== Segment start ==

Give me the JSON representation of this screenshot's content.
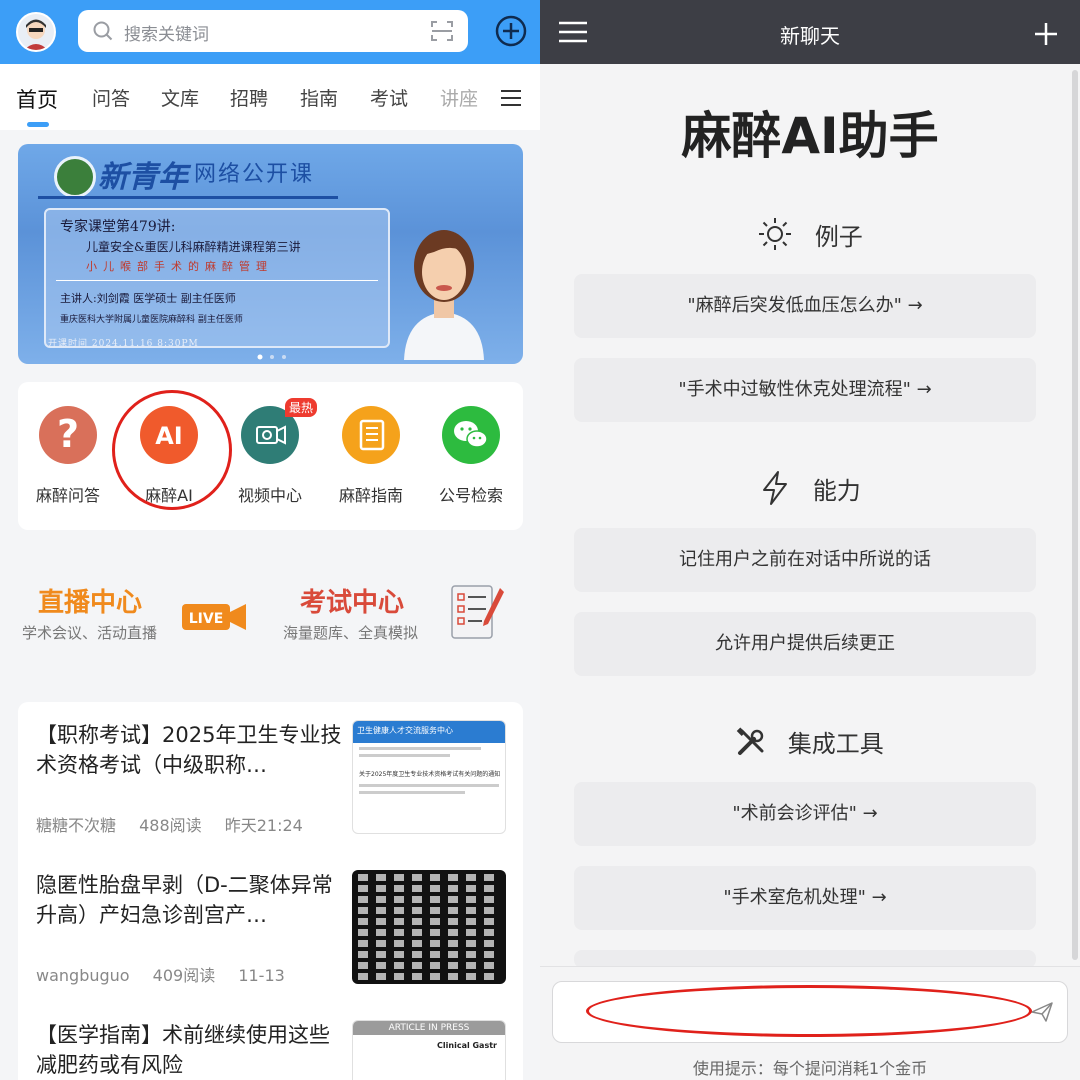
{
  "left": {
    "search_placeholder": "搜索关键词",
    "tabs": [
      {
        "label": "首页",
        "active": true
      },
      {
        "label": "问答"
      },
      {
        "label": "文库"
      },
      {
        "label": "招聘"
      },
      {
        "label": "指南"
      },
      {
        "label": "考试"
      },
      {
        "label": "讲座"
      }
    ],
    "banner": {
      "title": "新青年",
      "subtitle": "网络公开课",
      "line1": "专家课堂第479讲:",
      "line2": "儿童安全&重医儿科麻醉精进课程第三讲",
      "line3": "小儿喉部手术的麻醉管理",
      "speaker": "主讲人:刘剑霞      医学硕士      副主任医师",
      "affiliation": "重庆医科大学附属儿童医院麻醉科         副主任医师",
      "time": "开课时间 2024.11.16 8:30PM"
    },
    "shortcuts": [
      {
        "label": "麻醉问答",
        "icon": "question-icon",
        "color": "#d9705a"
      },
      {
        "label": "麻醉AI",
        "icon": "ai-icon",
        "color": "#f05a2c",
        "icon_text": "AI"
      },
      {
        "label": "视频中心",
        "icon": "video-icon",
        "color": "#2f7d76",
        "badge": "最热"
      },
      {
        "label": "麻醉指南",
        "icon": "book-icon",
        "color": "#f5a21b"
      },
      {
        "label": "公号检索",
        "icon": "wechat-icon",
        "color": "#2dbb3f"
      }
    ],
    "live": {
      "title": "直播中心",
      "subtitle": "学术会议、活动直播",
      "badge": "LIVE"
    },
    "exam": {
      "title": "考试中心",
      "subtitle": "海量题库、全真模拟"
    },
    "news": [
      {
        "title": "【职称考试】2025年卫生专业技术资格考试（中级职称…",
        "author": "糖糖不次糖",
        "reads": "488阅读",
        "time": "昨天21:24",
        "thumb_header": "卫生健康人才交流服务中心",
        "thumb_caption": "关于2025年度卫生专业技术资格考试有关问题的通知"
      },
      {
        "title": "隐匿性胎盘早剥（D-二聚体异常升高）产妇急诊剖宫产…",
        "author": "wangbuguo",
        "reads": "409阅读",
        "time": "11-13"
      },
      {
        "title": "【医学指南】术前继续使用这些减肥药或有风险",
        "thumb_header": "ARTICLE IN PRESS",
        "thumb_journal": "Clinical Gastr"
      }
    ]
  },
  "right": {
    "header_title": "新聊天",
    "title": "麻醉AI助手",
    "sections": [
      {
        "title": "例子",
        "icon": "sun-icon",
        "items": [
          "\"麻醉后突发低血压怎么办\" →",
          "\"手术中过敏性休克处理流程\" →"
        ]
      },
      {
        "title": "能力",
        "icon": "lightning-icon",
        "items": [
          "记住用户之前在对话中所说的话",
          "允许用户提供后续更正"
        ]
      },
      {
        "title": "集成工具",
        "icon": "tools-icon",
        "items": [
          "\"术前会诊评估\" →",
          "\"手术室危机处理\" →"
        ]
      }
    ],
    "hint": "使用提示：每个提问消耗1个金币"
  }
}
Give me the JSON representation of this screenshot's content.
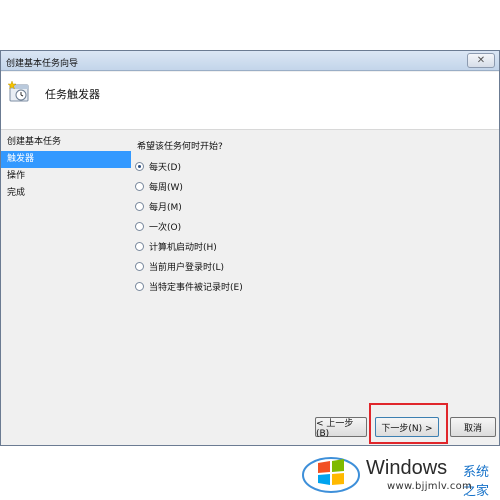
{
  "window": {
    "title": "创建基本任务向导",
    "close_label": "✕"
  },
  "header": {
    "heading": "任务触发器",
    "icon": "task-wizard-icon"
  },
  "nav": {
    "items": [
      {
        "label": "创建基本任务",
        "selected": false
      },
      {
        "label": "触发器",
        "selected": true
      },
      {
        "label": "操作",
        "selected": false
      },
      {
        "label": "完成",
        "selected": false
      }
    ]
  },
  "content": {
    "question": "希望该任务何时开始?",
    "options": [
      {
        "label": "每天(D)",
        "checked": true
      },
      {
        "label": "每周(W)",
        "checked": false
      },
      {
        "label": "每月(M)",
        "checked": false
      },
      {
        "label": "一次(O)",
        "checked": false
      },
      {
        "label": "计算机启动时(H)",
        "checked": false
      },
      {
        "label": "当前用户登录时(L)",
        "checked": false
      },
      {
        "label": "当特定事件被记录时(E)",
        "checked": false
      }
    ]
  },
  "buttons": {
    "back": "< 上一步(B)",
    "next": "下一步(N) >",
    "cancel": "取消"
  },
  "watermark": {
    "brand": "Windows",
    "brand_cn": "系统之家",
    "url": "www.bjjmlv.com"
  },
  "colors": {
    "selection": "#3399ff",
    "highlight": "#e0262b",
    "brand_blue": "#1672c9"
  }
}
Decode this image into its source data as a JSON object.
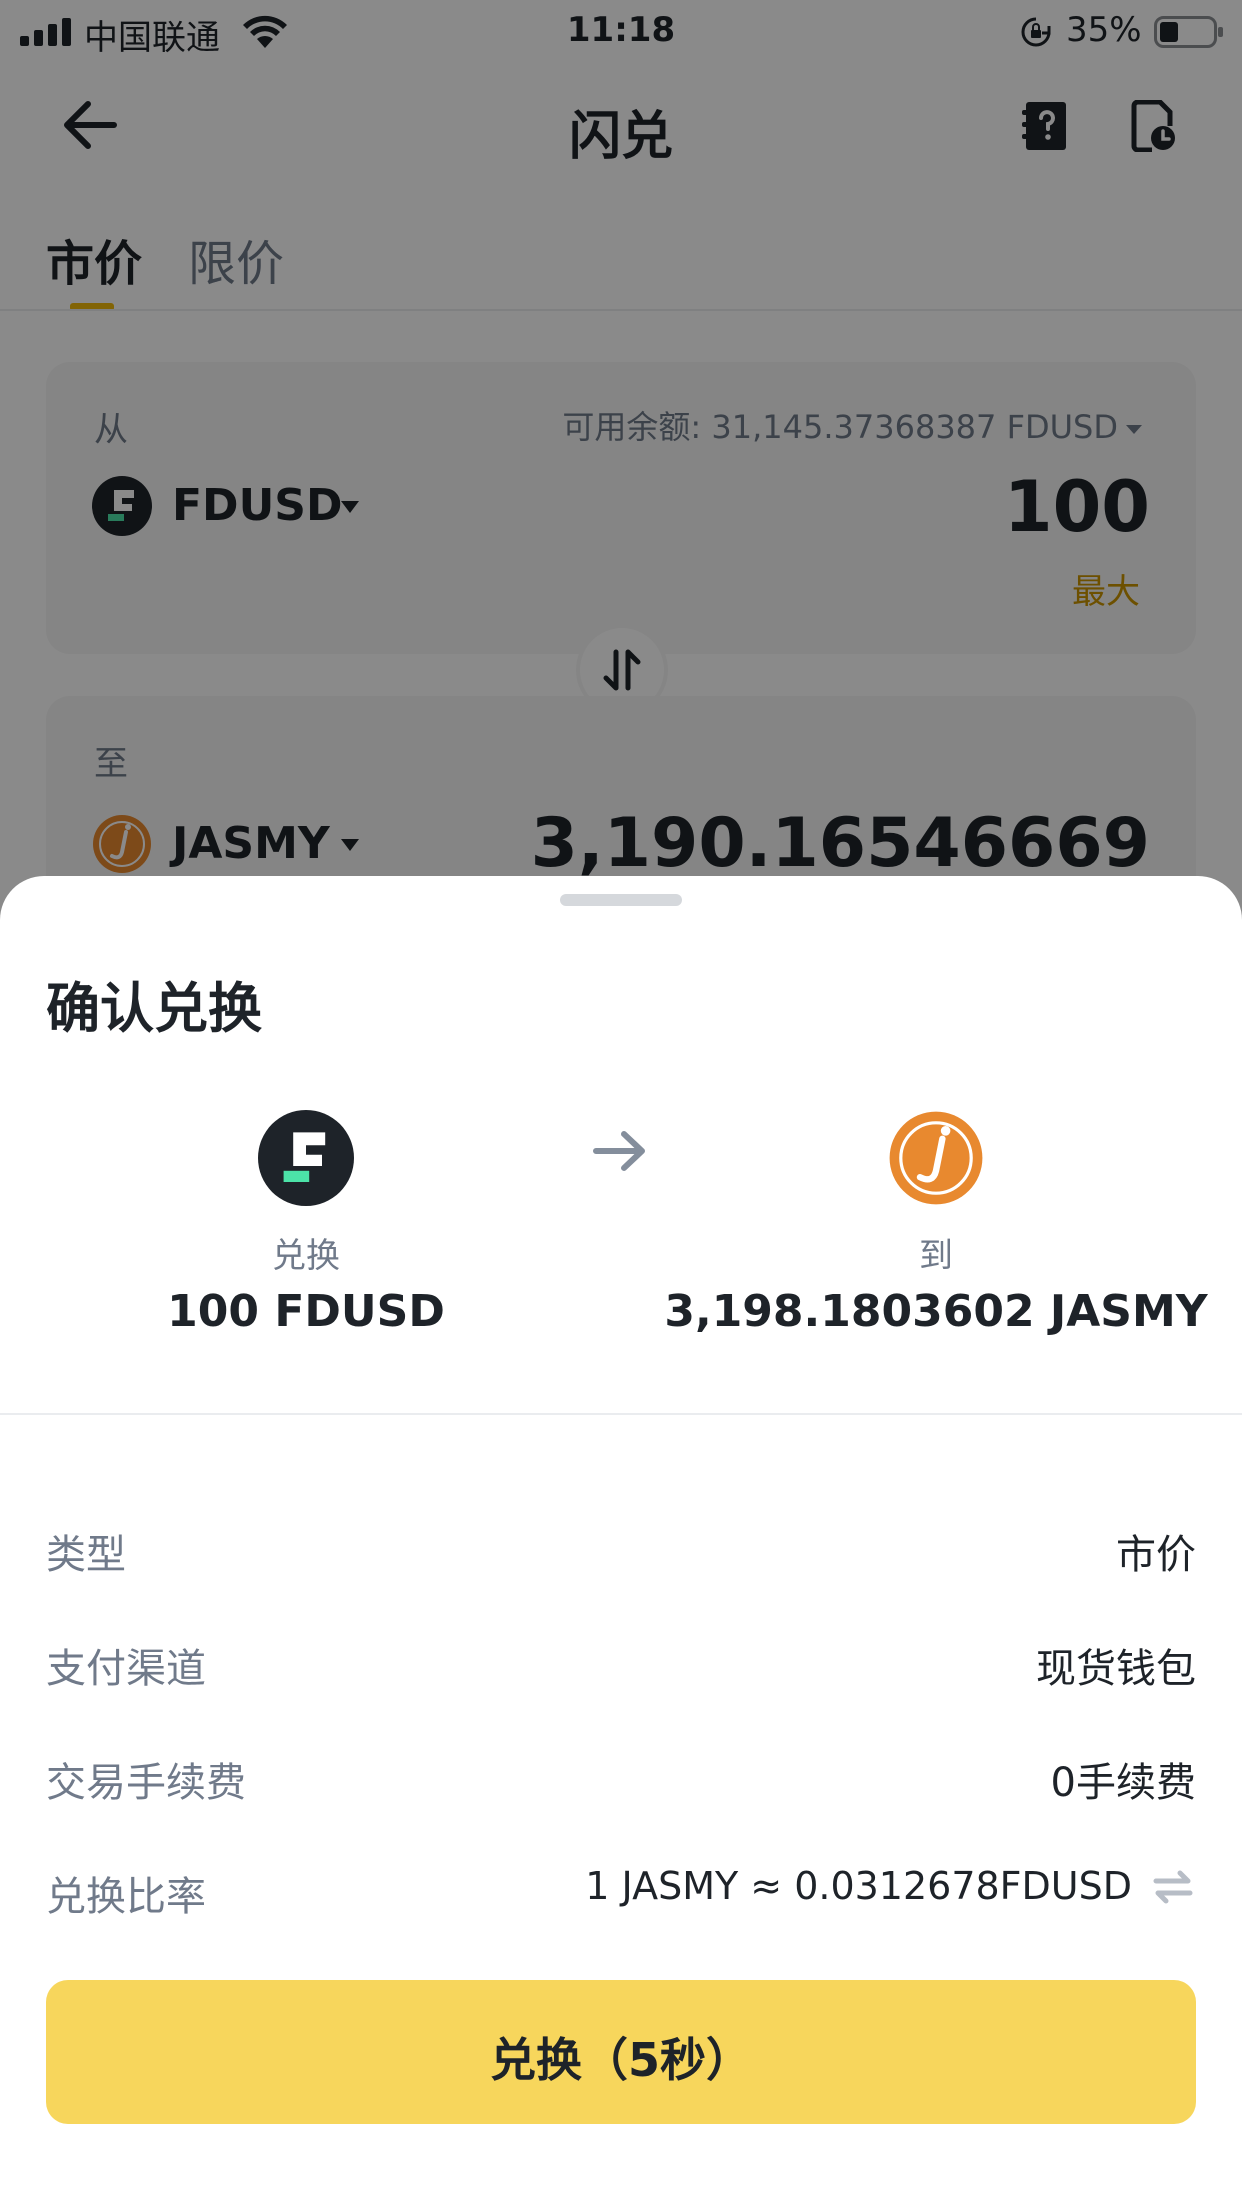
{
  "status_bar": {
    "carrier": "中国联通",
    "time": "11:18",
    "battery": "35%"
  },
  "nav": {
    "title": "闪兑"
  },
  "tabs": [
    {
      "label": "市价",
      "active": true
    },
    {
      "label": "限价",
      "active": false
    }
  ],
  "from_card": {
    "label": "从",
    "balance": "可用余额: 31,145.37368387 FDUSD",
    "coin": "FDUSD",
    "amount": "100",
    "max_label": "最大"
  },
  "to_card": {
    "label": "至",
    "coin": "JASMY",
    "amount": "3,190.16546669"
  },
  "sheet": {
    "title": "确认兑换",
    "from_label": "兑换",
    "from_amount": "100 FDUSD",
    "to_label": "到",
    "to_amount": "3,198.1803602 JASMY",
    "details": [
      {
        "label": "类型",
        "value": "市价"
      },
      {
        "label": "支付渠道",
        "value": "现货钱包"
      },
      {
        "label": "交易手续费",
        "value": "0手续费"
      },
      {
        "label": "兑换比率",
        "value": "1 JASMY ≈ 0.0312678FDUSD"
      }
    ],
    "confirm_label": "兑换（5秒）"
  },
  "colors": {
    "accent": "#F0B90B",
    "confirm_button": "#F7D65C",
    "max_text": "#C99400",
    "jasmy_orange": "#E8892F",
    "fdusd_green": "#4CE3A8"
  },
  "icons": {
    "back": "arrow-left-icon",
    "help": "book-question-icon",
    "history": "order-history-icon",
    "swap": "swap-vertical-icon",
    "convert_arrow": "arrow-right-icon",
    "rate_switch": "switch-arrows-icon"
  }
}
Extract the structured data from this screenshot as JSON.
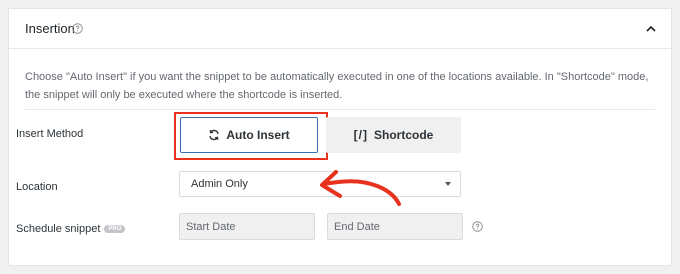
{
  "section": {
    "title": "Insertion",
    "description": "Choose \"Auto Insert\" if you want the snippet to be automatically executed in one of the locations available. In \"Shortcode\" mode, the snippet will only be executed where the shortcode is inserted."
  },
  "insert_method": {
    "label": "Insert Method",
    "auto_insert_label": "Auto Insert",
    "shortcode_mark": "[/]",
    "shortcode_label": "Shortcode",
    "selected": "Auto Insert"
  },
  "location": {
    "label": "Location",
    "value": "Admin Only"
  },
  "schedule": {
    "label": "Schedule snippet",
    "badge": "PRO",
    "start_placeholder": "Start Date",
    "end_placeholder": "End Date"
  },
  "icons": {
    "title_help": "help-circle-icon",
    "collapse": "chevron-up-icon",
    "auto_insert": "refresh-icon",
    "select_caret": "caret-down-icon",
    "date_help": "help-circle-icon",
    "annotation": "red-arrow"
  },
  "colors": {
    "annotation_red": "#e8321e",
    "selected_border": "#3a6fb0",
    "pro_badge": "#c3c4c7"
  }
}
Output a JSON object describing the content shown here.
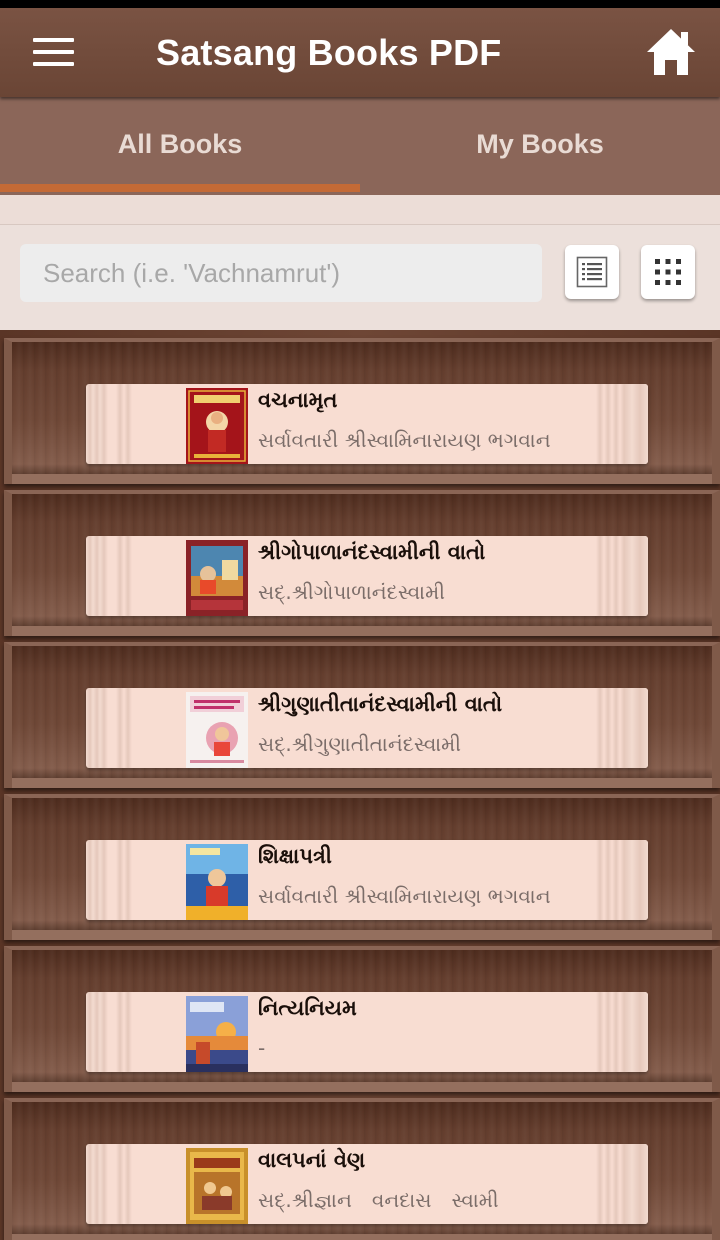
{
  "app": {
    "title": "Satsang Books PDF",
    "menu_icon": "hamburger-menu-icon",
    "home_icon": "home-icon",
    "colors": {
      "app_bar": "#6f4939",
      "tab_bar": "#8b6659",
      "tab_indicator": "#c46a36",
      "book_spine": "#f8ddd2"
    }
  },
  "tabs": [
    {
      "label": "All Books",
      "selected": true
    },
    {
      "label": "My Books",
      "selected": false
    }
  ],
  "search": {
    "placeholder": "Search (i.e. 'Vachnamrut')",
    "value": ""
  },
  "view_toggle": {
    "list_icon": "list-view-icon",
    "grid_icon": "grid-view-icon"
  },
  "books": [
    {
      "title": "વચનામૃત",
      "author": "સર્વાવતારી શ્રીસ્વામિનારાયણ ભગવાન",
      "cover": "red"
    },
    {
      "title": "શ્રીગોપાળાનંદસ્વામીની વાતો",
      "author": "સદ્.શ્રીગોપાળાનંદસ્વામી",
      "cover": "maroon"
    },
    {
      "title": "શ્રીગુણાતીતાનંદસ્વામીની વાતો",
      "author": "સદ્.શ્રીગુણાતીતાનંદસ્વામી",
      "cover": "white"
    },
    {
      "title": "શિક્ષાપત્રી",
      "author": "સર્વાવતારી શ્રીસ્વામિનારાયણ ભગવાન",
      "cover": "blue"
    },
    {
      "title": "નિત્યનિયમ",
      "author": "-",
      "cover": "sunset"
    },
    {
      "title": "વાલપનાં વેણ",
      "author": "સદ્.શ્રીજ્ઞાન વનદાસ સ્વામી",
      "cover": "gold"
    }
  ]
}
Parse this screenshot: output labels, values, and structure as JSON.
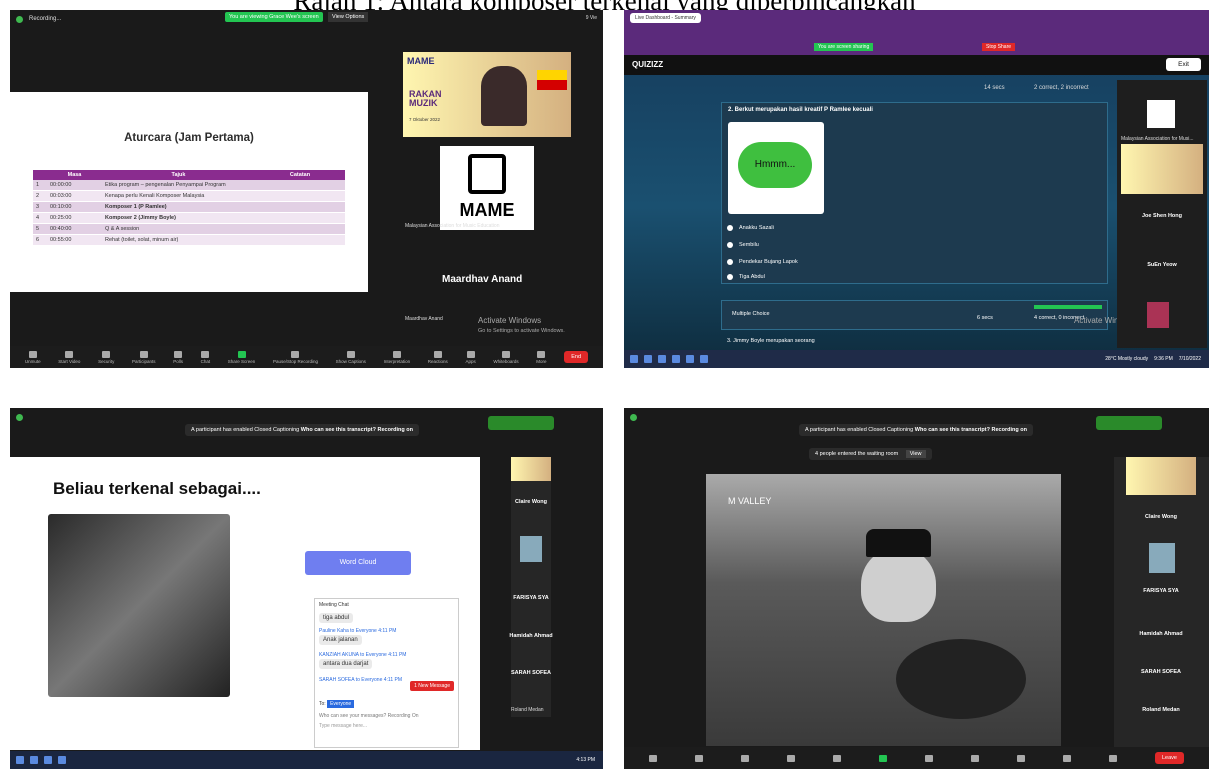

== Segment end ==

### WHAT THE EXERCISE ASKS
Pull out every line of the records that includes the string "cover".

### ANSWER TO THIS EXERCISE
      "cover": "red"
      "cover": "maroon"
      "cover": "white"
      "cover": "blue"
      "cover": "sunset"
      "cover": "gold"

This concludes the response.